When I started writing about nutrition a few weeks ago, I discussed how we’ve been feeding our pets highly processed pet food for the past six decades. No one can argue the convenience of feeding our pets this type of food – we all seem to be under a time crunch. As a vet, I understand that a large percentage of pets are going to eat dry kibble or canned food. It’s just reality, and it’s OK. What I’d like to do with this post is to help you improve your pet’s ability to utilize this food.
Commercial dog and cat food, whether in dry kibble or canned form, is subjected to high heat and pressure during processing. In the process, components of the food are inactivated, especially things like enzymes and other proteins. Although the pancreas produces enzymes for digestion of fats, proteins, and carbohydrates, research shows that animals produce specific types and amounts of digestive enzymes, regardless of the composition of their diet. This means that most animals will benefit from the addition of digestive enzymes, particularly when they are eating commercial kibble or canned food with higher amounts of carbohydrates.
What can digestive enzymes do for your pets?
- They’ll get more nutrition from the same amount of food, which means their food (and your budget) will stretch a bit farther.
- They’ll have smaller and firmer stools because more food will be digested and absorbed.
- They’ll feel better!
How do you use digestive enzymes?

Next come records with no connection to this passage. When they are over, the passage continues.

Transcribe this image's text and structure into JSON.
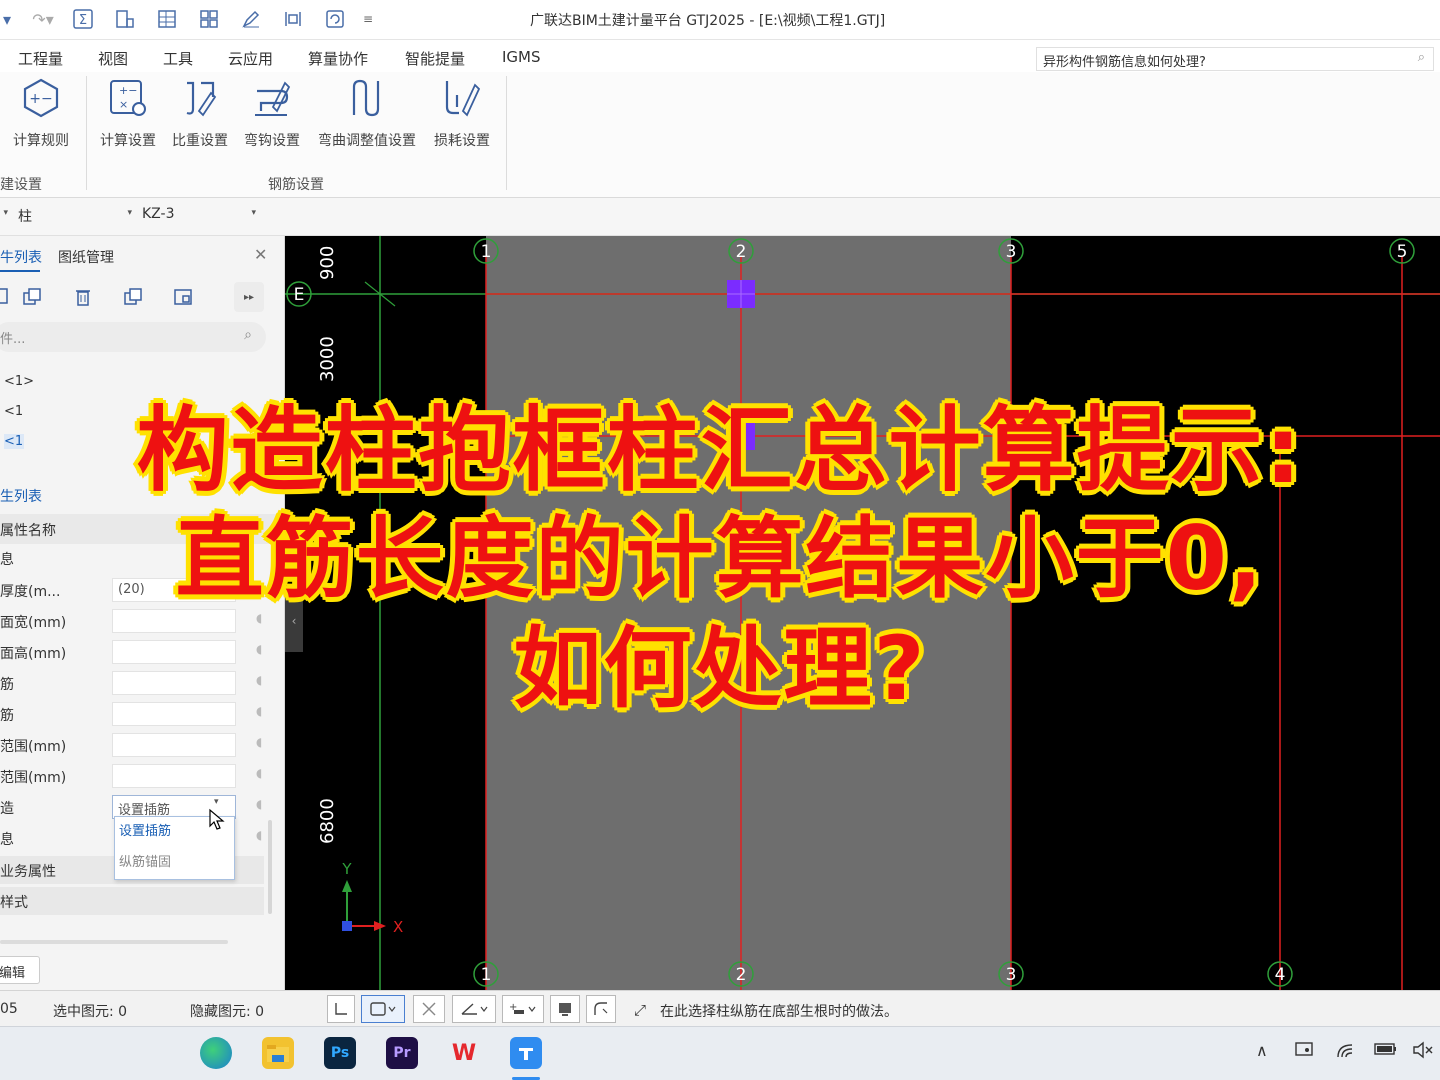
{
  "window": {
    "title": "广联达BIM土建计量平台 GTJ2025 - [E:\\视频\\工程1.GTJ]"
  },
  "menu": {
    "items": [
      "工程量",
      "视图",
      "工具",
      "云应用",
      "算量协作",
      "智能提量",
      "IGMS"
    ],
    "help_search": "异形构件钢筋信息如何处理?"
  },
  "ribbon": {
    "buttons": [
      "计算规则",
      "计算设置",
      "比重设置",
      "弯钩设置",
      "弯曲调整值设置",
      "损耗设置"
    ],
    "groups": [
      "建设置",
      "钢筋设置"
    ]
  },
  "selector": {
    "type": "柱",
    "component": "KZ-3"
  },
  "left_panel": {
    "tabs": [
      "牛列表",
      "图纸管理"
    ],
    "search_placeholder": "件...",
    "tree_items": [
      "<1>",
      "<1",
      "<1"
    ],
    "prop_tabs": [
      "生列表"
    ],
    "prop_header": "属性名称",
    "props": [
      {
        "name": "息",
        "value": ""
      },
      {
        "name": "厚度(m...",
        "value": "(20)"
      },
      {
        "name": "面宽(mm)",
        "value": ""
      },
      {
        "name": "面高(mm)",
        "value": ""
      },
      {
        "name": "筋",
        "value": ""
      },
      {
        "name": "筋",
        "value": ""
      },
      {
        "name": "范围(mm)",
        "value": ""
      },
      {
        "name": "范围(mm)",
        "value": ""
      },
      {
        "name": "造",
        "value": "设置插筋"
      },
      {
        "name": "息",
        "value": ""
      }
    ],
    "dropdown_options": [
      "设置插筋",
      "纵筋锚固"
    ],
    "sections": [
      "业务属性",
      "样式"
    ],
    "edit_button": "编辑"
  },
  "canvas": {
    "axes_top": [
      "1",
      "2",
      "3",
      "5"
    ],
    "axes_bottom": [
      "1",
      "2",
      "3",
      "4"
    ],
    "axis_row": "E",
    "dims": [
      "900",
      "3000",
      "6800"
    ],
    "coord_x": "X",
    "coord_y": "Y"
  },
  "status": {
    "layer": "05",
    "selected": "选中图元: 0",
    "hidden": "隐藏图元: 0",
    "hint": "在此选择柱纵筋在底部生根时的做法。"
  },
  "taskbar": {
    "apps": [
      "Ps",
      "Pr",
      "W"
    ]
  },
  "overlay": {
    "line1": "构造柱抱框柱汇总计算提示:",
    "line2": "直筋长度的计算结果小于0,",
    "line3": "如何处理?"
  },
  "colors": {
    "canvas_bg": "#000000",
    "column_band": "#6e6e6e",
    "axis_red": "#e02020",
    "axis_green": "#2f9f3a",
    "caption_red": "#ee1111",
    "caption_outline": "#ffe100",
    "column_marker": "#7b2cff"
  }
}
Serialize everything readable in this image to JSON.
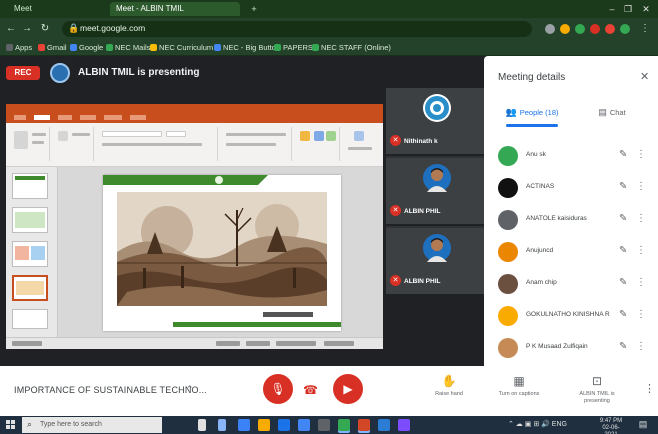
{
  "colors": {
    "accent": "#1a73e8",
    "danger": "#d93025",
    "ppt_orange": "#c94e1e",
    "slide_green": "#3f8a2c",
    "browser_green": "#24422a"
  },
  "browser": {
    "tabs": [
      "Meet",
      "Meet - ALBIN TMIL",
      "+"
    ],
    "url": "meet.google.com",
    "bookmarks": [
      "Apps",
      "Gmail",
      "Google",
      "NEC Mails",
      "NEC Curriculum",
      "NEC - Big Button",
      "PAPERS",
      "NEC STAFF (Online)"
    ]
  },
  "presenter": {
    "live_label": "REC",
    "text": "ALBIN TMIL is presenting"
  },
  "tiles": [
    {
      "name": "Nithinath k",
      "avatar_color": "#ffffff"
    },
    {
      "name": "ALBIN PHIL",
      "avatar_color": "#1f6fbf"
    },
    {
      "name": "ALBIN PHIL",
      "avatar_color": "#1f6fbf"
    }
  ],
  "panel": {
    "title": "Meeting details",
    "tabs": {
      "people": "People (18)",
      "chat": "Chat"
    },
    "participants": [
      {
        "name": "Anu sk",
        "avatar_color": "#34a853"
      },
      {
        "name": "ACTINAS",
        "avatar_color": "#111111"
      },
      {
        "name": "ANATOLE kaisiduras",
        "avatar_color": "#5f6368"
      },
      {
        "name": "Anujuncd",
        "avatar_color": "#ea8600"
      },
      {
        "name": "Anam chip",
        "avatar_color": "#6b4f3f"
      },
      {
        "name": "GOKULNATHO KINISHNA R",
        "avatar_color": "#f9ab00"
      },
      {
        "name": "P K Musaad Zulfiqain",
        "avatar_color": "#c58a55"
      }
    ]
  },
  "controls": {
    "meeting_title": "IMPORTANCE OF SUSTAINABLE TECHNO...",
    "mic_icon": "mic-off-icon",
    "hangup_icon": "phone-icon",
    "camera_icon": "camera-off-icon",
    "actions": [
      {
        "label": "Raise hand",
        "icon": "hand-icon"
      },
      {
        "label": "Turn on captions",
        "icon": "captions-icon"
      },
      {
        "label": "ALBIN TMIL is presenting",
        "icon": "present-icon"
      }
    ]
  },
  "taskbar": {
    "search_placeholder": "Type here to search",
    "clock_time": "9:47 PM",
    "clock_date": "02-06-2021"
  }
}
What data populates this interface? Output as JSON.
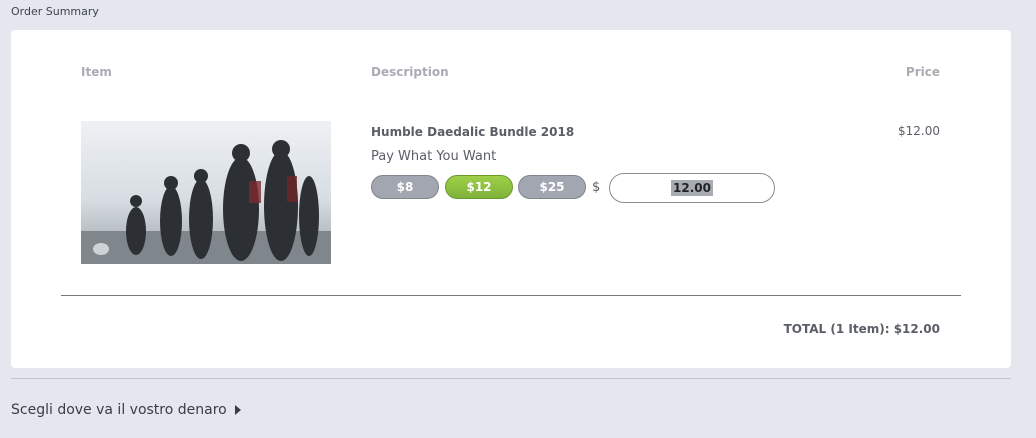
{
  "summary": {
    "title": "Order Summary"
  },
  "table": {
    "headers": {
      "item": "Item",
      "description": "Description",
      "price": "Price"
    }
  },
  "product": {
    "name": "Humble Daedalic Bundle 2018",
    "subtitle": "Pay What You Want",
    "price": "$12.00",
    "image_icon": "bundle-artwork"
  },
  "pricing": {
    "options": [
      "$8",
      "$12",
      "$25"
    ],
    "selected": "$12",
    "currency_symbol": "$",
    "amount_value": "12.00"
  },
  "totals": {
    "total_label": "TOTAL (1 Item): $12.00"
  },
  "expander": {
    "label": "Scegli dove va il vostro denaro"
  },
  "colors": {
    "page_bg": "#e4e7ee",
    "card_bg": "#ffffff",
    "button_gray": "#a1a6b1",
    "button_active": "#8bc043"
  }
}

Most available products come in a powder form that can be sprinkled right on your pet’s food at each feeding. Choose a product that contains lipase, amylase, and protease, at a minimum. Enzymes that are derived from plant or fungal sources survive the trip through stomach acid better than those from animal sources. If your pet has been diagnosed with a condition called exocrine pancreatic insufficiency (EPI), look for digestive enzymes derived from pancreas, as they have been shown to work better for this condition.
A product I’ve used in patients can be found here. I like this product because it has human-grade ingredients, and pets will readily eat it. It has enzymes from both pancreas and plant sources.
This is a simple change you can make for your dogs and cats that will only add a few seconds onto your prep time for feeding them. I’d like to hear from you if you’re using digestive enzymes for your pets. Have you noticed a difference?